Prep for your prep: Making a stir-fry? Roasting a pan of mixed veggies? Making something sweet with multiple ingredients? – prep all those small things, cut them up and measure them out, so that when you’re ready to cook it the process is smoother.

Layout containers ahead of time: Instead of having completely cooked trays of food with nothing to put them in yet, make sure all of your containers are out and ready to go, speeding up the post-cooking process.

Clean up as you go: No one enjoys a sink full of dishes, and when you’re cooking in larger quantities you better believe the amount of dishes is going to mimic the amount of food. Do yourself a favor and take a minute or so while things are cooking to stay on top of your clean up.

Turn on some jams and enjoy your time in the kitchen!: Meal prep can be an excuse to tune things out for a few hours, have some fun in the kitchen, and unwind. This doesn’t need to a daunting task, make it fun and you’ll feel even better about doing it!

Sample Meal Prep:

*Note: This is a vegan meal prep, on a college student budget and schedule. This is only an example and not a recommendation on what you “should” make meal-wise, but what I personally like to eat.

Time: 3 hours (including all clean up)

Prep Breakdown:

Proteins – Baked Tofu, Black Bean Burgers (similar recipe here), Roasted Chickpeas

Carbs – Baked Regular Sweet Potato, Lentil-Quinoa Pasta

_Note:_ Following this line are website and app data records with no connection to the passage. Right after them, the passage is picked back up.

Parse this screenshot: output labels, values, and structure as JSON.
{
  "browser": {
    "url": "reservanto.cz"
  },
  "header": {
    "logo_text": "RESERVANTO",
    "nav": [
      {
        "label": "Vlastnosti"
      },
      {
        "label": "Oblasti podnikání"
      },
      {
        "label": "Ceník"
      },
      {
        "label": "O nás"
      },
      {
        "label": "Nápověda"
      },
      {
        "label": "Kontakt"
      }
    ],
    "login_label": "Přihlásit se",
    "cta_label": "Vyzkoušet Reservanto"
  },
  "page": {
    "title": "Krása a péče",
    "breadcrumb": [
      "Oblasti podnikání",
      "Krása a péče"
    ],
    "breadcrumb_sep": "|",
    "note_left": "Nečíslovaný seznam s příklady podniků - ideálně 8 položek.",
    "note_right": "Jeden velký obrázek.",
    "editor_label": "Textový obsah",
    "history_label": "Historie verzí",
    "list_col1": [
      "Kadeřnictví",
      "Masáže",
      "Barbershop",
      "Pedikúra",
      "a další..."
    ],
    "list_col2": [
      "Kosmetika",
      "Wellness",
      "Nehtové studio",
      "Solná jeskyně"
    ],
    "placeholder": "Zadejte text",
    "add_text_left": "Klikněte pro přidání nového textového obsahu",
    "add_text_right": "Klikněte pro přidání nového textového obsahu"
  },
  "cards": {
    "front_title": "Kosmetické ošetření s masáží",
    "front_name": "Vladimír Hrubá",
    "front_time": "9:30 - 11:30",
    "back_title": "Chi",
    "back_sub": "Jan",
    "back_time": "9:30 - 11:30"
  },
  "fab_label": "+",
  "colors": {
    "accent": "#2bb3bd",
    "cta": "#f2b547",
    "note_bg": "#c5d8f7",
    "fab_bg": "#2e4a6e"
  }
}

Veggies – Roasted Broccoli , Veg Mix for Pasta (Zucc, Bell pepper, Squash), Raw spinach, Cucumber

Snack – Coconut Protein Balls (similar recipe here)

Additions (unpictured) – Avocado, Nuts/Seeds, Hummus (all will be added as desired per meal)

(Breakfast is not included, because I personally always make that the day-of, but here’s some good prepped breakfast ideas: Chia Pudding, Breakfast Bars and a Make-Ahead Frittata)


  1. First I stick the sweet potatoes in the oven, as they take a long time and require little maintenance. After I put them in I typically cook any other carb sources (here – Lentil/Quinoa pasta) and while that’s cooking I cut up any ingredients I’ll need later.
  2. Once the stove stuff is finished I get the Chickpeas, Tofu and Broccoli in the oven, as they take around the same time to cook. While they cook I make the burger mix, form the patties and get them on a tray.
  3. When the Chickpeas/Tofu/Broccoli is done, I put the burgers into the oven. I also check to see if the sweet potatoes are done.
  4. Then, I’ll make the vegetables for the pasta I cooked – Zucchini, Yellow Squash, Red Bell Pepper and Red Onion seasoned with garlic, crushed red pepper, basil and nutritional yeast.
  5. Lastly, after the oven and stove items are complete, I’ll make any homemade snack I’ve decided on for the week (here – Coconut Protein balls)